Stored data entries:

---*---

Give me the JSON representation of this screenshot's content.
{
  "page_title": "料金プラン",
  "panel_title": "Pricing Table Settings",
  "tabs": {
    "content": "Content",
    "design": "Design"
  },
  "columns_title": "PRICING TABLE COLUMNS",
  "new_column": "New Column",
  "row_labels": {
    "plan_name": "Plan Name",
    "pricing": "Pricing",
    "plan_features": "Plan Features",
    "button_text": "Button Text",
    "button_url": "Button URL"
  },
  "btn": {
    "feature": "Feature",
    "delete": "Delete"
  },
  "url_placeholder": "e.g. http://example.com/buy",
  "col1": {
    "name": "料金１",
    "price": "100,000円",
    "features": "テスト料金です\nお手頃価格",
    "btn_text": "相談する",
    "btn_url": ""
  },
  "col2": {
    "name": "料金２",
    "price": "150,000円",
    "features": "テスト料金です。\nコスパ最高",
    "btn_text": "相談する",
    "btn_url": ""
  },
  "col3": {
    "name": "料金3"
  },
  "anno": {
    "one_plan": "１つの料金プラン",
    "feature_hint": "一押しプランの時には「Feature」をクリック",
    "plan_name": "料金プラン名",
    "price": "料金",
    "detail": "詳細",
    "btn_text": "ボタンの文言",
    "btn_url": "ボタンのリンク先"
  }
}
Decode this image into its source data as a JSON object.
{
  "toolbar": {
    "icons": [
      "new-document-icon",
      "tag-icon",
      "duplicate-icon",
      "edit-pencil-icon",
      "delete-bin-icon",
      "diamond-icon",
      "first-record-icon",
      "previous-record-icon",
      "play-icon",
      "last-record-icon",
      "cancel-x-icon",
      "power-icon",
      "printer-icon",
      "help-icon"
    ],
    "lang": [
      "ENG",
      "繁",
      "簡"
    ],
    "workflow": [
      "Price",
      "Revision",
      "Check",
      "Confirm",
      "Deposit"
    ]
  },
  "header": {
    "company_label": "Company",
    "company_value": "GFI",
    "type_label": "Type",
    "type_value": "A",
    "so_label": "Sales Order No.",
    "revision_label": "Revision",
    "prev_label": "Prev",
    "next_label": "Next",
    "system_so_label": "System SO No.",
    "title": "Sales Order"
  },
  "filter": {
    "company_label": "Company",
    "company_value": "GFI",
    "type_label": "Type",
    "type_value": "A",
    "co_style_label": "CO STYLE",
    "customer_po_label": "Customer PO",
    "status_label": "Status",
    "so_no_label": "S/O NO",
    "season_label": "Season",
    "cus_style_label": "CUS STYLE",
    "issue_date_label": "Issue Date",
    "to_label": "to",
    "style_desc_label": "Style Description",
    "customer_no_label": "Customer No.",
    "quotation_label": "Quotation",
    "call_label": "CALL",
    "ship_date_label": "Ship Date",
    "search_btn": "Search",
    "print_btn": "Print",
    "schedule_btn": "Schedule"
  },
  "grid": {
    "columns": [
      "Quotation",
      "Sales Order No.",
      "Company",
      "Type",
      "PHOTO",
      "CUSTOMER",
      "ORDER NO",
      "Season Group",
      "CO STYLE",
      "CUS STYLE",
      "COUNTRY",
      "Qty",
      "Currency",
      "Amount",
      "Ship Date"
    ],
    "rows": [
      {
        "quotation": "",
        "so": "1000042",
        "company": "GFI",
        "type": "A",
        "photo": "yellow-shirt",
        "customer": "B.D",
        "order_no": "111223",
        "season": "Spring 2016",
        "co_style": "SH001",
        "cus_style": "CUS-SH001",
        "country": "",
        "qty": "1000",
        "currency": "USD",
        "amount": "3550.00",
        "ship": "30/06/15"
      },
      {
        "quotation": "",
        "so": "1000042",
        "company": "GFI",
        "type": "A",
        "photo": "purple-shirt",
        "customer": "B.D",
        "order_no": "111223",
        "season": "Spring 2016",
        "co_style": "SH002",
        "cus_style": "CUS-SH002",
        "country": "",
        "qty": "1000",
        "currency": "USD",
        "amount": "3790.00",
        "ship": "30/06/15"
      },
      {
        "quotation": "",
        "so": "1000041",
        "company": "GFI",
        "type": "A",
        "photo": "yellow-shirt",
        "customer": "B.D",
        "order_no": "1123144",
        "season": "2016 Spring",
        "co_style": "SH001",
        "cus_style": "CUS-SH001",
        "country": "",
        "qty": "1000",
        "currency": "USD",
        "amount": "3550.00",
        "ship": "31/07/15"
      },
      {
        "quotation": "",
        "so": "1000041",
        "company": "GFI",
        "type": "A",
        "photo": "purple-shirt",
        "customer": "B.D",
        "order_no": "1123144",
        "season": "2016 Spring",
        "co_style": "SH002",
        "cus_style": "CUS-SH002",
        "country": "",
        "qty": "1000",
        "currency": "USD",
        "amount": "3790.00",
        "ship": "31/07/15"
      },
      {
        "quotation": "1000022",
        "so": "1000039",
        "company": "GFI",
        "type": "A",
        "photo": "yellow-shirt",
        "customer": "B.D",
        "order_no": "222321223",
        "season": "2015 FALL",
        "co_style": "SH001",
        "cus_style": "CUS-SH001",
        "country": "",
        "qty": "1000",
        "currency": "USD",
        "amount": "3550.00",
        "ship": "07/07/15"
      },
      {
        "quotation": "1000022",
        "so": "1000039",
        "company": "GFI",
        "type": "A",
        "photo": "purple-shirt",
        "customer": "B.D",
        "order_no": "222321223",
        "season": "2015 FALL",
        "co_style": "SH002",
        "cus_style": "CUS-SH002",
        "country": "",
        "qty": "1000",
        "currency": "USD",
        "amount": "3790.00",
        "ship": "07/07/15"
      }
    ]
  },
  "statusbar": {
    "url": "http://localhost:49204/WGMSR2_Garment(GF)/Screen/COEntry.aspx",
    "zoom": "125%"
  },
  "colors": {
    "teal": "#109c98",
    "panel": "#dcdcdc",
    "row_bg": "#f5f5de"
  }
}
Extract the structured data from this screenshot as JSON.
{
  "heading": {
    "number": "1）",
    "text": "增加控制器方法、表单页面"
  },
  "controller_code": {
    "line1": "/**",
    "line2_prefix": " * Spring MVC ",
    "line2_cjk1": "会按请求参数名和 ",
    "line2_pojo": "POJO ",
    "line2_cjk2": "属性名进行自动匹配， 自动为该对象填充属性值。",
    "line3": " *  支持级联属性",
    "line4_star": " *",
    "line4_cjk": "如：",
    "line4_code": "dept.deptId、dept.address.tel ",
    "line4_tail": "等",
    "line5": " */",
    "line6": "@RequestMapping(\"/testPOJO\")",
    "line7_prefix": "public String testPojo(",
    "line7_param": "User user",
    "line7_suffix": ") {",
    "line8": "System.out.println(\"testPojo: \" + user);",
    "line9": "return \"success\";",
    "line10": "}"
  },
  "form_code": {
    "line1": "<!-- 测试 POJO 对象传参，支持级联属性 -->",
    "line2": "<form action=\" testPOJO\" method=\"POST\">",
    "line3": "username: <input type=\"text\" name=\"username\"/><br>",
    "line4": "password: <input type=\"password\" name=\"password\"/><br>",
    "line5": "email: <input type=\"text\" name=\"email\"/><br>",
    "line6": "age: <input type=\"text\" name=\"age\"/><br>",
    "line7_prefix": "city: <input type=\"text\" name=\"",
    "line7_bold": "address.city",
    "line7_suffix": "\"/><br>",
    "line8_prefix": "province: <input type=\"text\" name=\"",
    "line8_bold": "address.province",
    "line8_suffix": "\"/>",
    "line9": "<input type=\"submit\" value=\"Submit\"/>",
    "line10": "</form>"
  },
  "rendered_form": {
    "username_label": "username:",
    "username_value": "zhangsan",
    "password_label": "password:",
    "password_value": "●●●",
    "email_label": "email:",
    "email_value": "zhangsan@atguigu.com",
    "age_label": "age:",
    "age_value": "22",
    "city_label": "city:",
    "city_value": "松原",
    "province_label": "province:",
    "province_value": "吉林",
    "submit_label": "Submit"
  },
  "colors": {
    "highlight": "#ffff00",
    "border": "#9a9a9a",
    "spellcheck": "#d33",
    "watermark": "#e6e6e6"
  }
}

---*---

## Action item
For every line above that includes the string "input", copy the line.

## Completed task
    "line3": "username: <input type=\"text\" name=\"username\"/><br>",
    "line4": "password: <input type=\"password\" name=\"password\"/><br>",
    "line5": "email: <input type=\"text\" name=\"email\"/><br>",
    "line6": "age: <input type=\"text\" name=\"age\"/><br>",
    "line7_prefix": "city: <input type=\"text\" name=\"",
    "line8_prefix": "province: <input type=\"text\" name=\"",
    "line9": "<input type=\"submit\" value=\"Submit\"/>",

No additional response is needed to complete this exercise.